Its Day 2 of Diabetes Blog week and today we look at the high costs of diabetes care. Diabetes takes a toll on the person living with the disease, on their relationships and on their wallets. Diabetes is an exceptionally costly disease.
From the moment the diagnosis comes in, your world begins to shatter. Quickly you learn that the days of grabbing a snack on the run or leaving the house with just your keys are over.
Diabetes means that your brain must constantly be on. You must always be thinking about carb counts, blood glucose levels, insulin on board, and a thousand other factors that were previously irrelevant to you. The mental exhaustion is real. The toll on the person with diabetes, their caregivers and those around them is significant.
When living with diabetes, it is vital to have supports and to use them! When a friend or partner offers to help, accept it. It doesn’t matter if they do things a little differently. If no one dies, then it’s a win. Accept the help. Take a break. You need it.
Unfortunately it is not just the emotional and physical aspects of diabetes care that can be taxing. Diabetes is an exceptionally costly disease when it comes to your finances as well. If you don’t have excellent insurance coverage, the stresses of life with diabetes are magnified a thousand times over.
For those of us living in Canada, there are a few benefits. First, we don’t have the absolutely ridiculously high insulin costs that our friends to the south are being subjected to. My son was pleasantly surprised when he was forced to buy his first vial of insulin and it cost him less than $40.
$40 for a person who is in school and working part-time is enough of a cost however. Thankfully his expense is temporary. He has two options for coverage. He is trying to get back on his father’s insurance because he is in school. If that becomes more of a hassle than it is worth, he can still apply for the provincial drug plan to help offset the costs of diabetes supplies.
If you don’t have those options however, diabetes is exceptionally costly. In February of 2015, I sat down and figured out exactly how costly it would be for me to have Type 1 diabetes and use an insulin pump. I don’t have private health care coverage, I am too old for the current provincial insulin pump program and I wouldn’t qualify for much of a rebate through our provincial program because of income.
For me to use a sensor augmented insulin pump to maintain my diabetes care, in 2015, I established that it would cost me approximately $14,500 per year.
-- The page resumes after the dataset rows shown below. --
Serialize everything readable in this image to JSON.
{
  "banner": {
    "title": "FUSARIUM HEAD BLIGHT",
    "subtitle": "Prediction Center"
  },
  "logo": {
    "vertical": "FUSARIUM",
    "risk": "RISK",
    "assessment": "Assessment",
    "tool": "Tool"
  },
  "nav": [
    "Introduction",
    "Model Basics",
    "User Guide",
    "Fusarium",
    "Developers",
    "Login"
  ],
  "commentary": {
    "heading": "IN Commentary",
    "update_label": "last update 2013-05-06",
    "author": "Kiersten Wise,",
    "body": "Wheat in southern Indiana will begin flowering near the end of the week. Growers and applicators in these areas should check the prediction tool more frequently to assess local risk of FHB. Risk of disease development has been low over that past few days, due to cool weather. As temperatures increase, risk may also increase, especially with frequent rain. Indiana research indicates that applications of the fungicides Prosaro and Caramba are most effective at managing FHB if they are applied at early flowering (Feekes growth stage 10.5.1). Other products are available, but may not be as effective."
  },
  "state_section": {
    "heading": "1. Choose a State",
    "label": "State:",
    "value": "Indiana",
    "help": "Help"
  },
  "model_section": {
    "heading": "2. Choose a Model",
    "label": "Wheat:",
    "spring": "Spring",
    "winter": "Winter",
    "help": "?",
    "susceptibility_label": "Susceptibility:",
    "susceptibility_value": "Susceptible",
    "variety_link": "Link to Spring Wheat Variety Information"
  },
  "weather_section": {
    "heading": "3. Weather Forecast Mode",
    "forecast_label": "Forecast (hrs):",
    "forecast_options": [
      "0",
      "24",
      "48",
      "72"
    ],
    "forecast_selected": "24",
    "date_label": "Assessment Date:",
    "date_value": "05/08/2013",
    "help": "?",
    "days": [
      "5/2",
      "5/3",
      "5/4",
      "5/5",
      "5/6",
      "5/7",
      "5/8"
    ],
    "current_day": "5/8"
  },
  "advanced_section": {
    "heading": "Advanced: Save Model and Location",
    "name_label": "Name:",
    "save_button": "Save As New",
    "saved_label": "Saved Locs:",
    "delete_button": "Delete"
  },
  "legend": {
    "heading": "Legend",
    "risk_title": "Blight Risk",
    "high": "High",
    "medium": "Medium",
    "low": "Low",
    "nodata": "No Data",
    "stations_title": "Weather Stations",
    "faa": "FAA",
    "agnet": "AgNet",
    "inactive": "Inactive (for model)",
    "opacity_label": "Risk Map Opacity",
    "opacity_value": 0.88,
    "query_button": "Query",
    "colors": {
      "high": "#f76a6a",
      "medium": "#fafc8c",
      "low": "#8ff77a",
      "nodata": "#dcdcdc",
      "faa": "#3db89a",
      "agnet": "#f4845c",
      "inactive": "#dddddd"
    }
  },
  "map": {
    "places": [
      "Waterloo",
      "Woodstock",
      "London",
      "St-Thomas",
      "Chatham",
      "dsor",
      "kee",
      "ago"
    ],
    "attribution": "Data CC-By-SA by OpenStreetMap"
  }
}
That is over $1200 per MONTH. Obviously this total would be drastically reduced if I just wanted to use a syringe and injections. Either way, I would still require insulin, syringes, test strips, ketone strips, alcohol swabs and glucose tablets to just name a few items to stay alive.
Can you imagine being a young adult and having to save, at minimum, the amount of a car payment just to cover your expenses? What if you wanted to have a family but you have diabetes? You need to be able to afford diapers, clothes, food and diabetes supplies for yourself. Even those who no longer have children are not immune. No matter what your age, you carry the need to pay for life-sustaining medical equipment for as long as you live. That must be exhausting.
There is no cure. There is no end in sight. All those of us who love people with diabetes can do is continue to offer emotional support. We can continue to assist with care and those of us in the advocacy realm can continue to ask governments and insurance companies to provide greater help. Diabetes is an exceptionally costly disease. We must do all we can to help our loved ones deal with it.